Infections remain an important risk factor for chronic lung allograft dysfunction (CLAD) and mortality following lung transplantation. In particular, Pseudomonas aeruginosa, Aspergillus fumigatus, respiratory viruses and cytomegalovirus remain published risk factors for CLAD. Recent studies have shown that plasma levels of the donor fraction of cell free DNA (%ddcfDNA) are increased during episodes of acute lung rejection and other allograft injury. We hypothesize that plasma %ddcfDNA may be higher in subjects with pathogen associated allograft injury.

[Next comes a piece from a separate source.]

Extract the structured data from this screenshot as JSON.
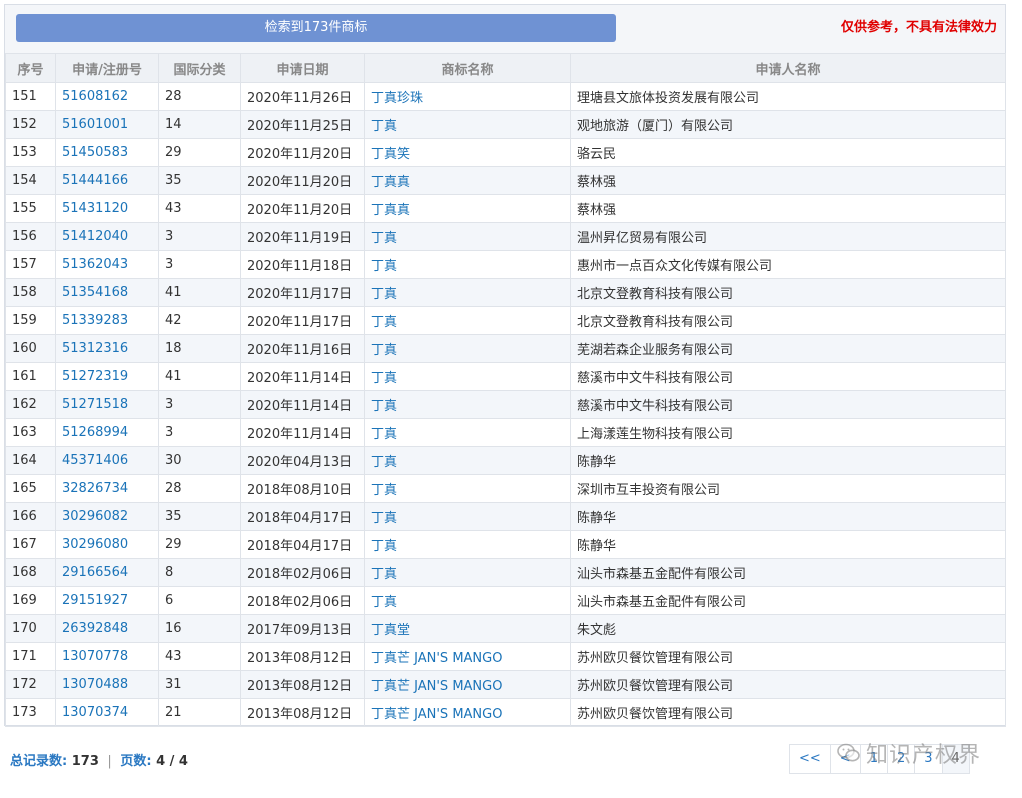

Dectin-1 is a pattern-recognition receptor encoded by the CLEC7A gene. Cytokine expression triggered by Dectin-1 activation is integral to early pathogen-specific responses. rs16910526 is a CLEC7A single nucleotide polymorphism (SNP) associated with increased risk of invasive fungal disease. Defective pathogen-specific immune responses lead to chronic immune activation. Aspergillus colonization increases the risk of chronic lung allograft dysfunction (CLAD) and death. We hypothesized that rs16910526 polymorphisms yielding decreased Dectin-1 protein expression would reduce CLAD-free survival.
We studied cytokine patterns predictive of subsequent invasive aspergillosis (IA) in lung transplant recipients (LTRs) with Aspergillus spp (Asp) colonization post-transplant.
Necrotizing bronchial dehiscence following lung transplantation is a rare and deadly complication with no strict management consensus. Here, we report the case of a patient who underwent bilateral sequential lung transplantation for cystic fibrosis through a clamshell incision and developed, on postoperative day 17, complete bilateral anastomotic dehiscence. The latter was attributed to a Pseudomonas aeruginosa and Aspergillus necrotizing infection. The patient was managed surgically using a bilateral posterolateral thoracotomy approach with resection of the bronchial margins, end-to-end re-anastomosis and intercostal muscle coverage.
Glória Teixeira Sousa, Cristina Cunha, Yan Liu, Ten Feizi, Axel A. Brakhage, Kyung J. Kwon-Chung, Neil A. R. Gow, Matteo Zanda, Monica Piras, Chiara Zanato, Martin Jaeger, Mihai G. Netea, Frank L. van de Veerdonk, João F. Lacerda, António Campos, Agostinho Carvalho, Janet A. Willment, Jean-Paul Latgé &Gordon D. Brown Resistance to infection is critically dependent on the ability of pattern recognition receptors to recognize microbial invasion and induce protective immune responses. One such family of receptors are the C-type lectins, which are central to antifungal immunity. These recept...
We report a case of successful treatment of probable invasive pulmonary aspergillosis due to A. lentulus and polymicrobial infection with Pseudomonas aeruginosa in a patient with relapsing granulomatosis with polyangiitis and recent high-dose steroid therapy.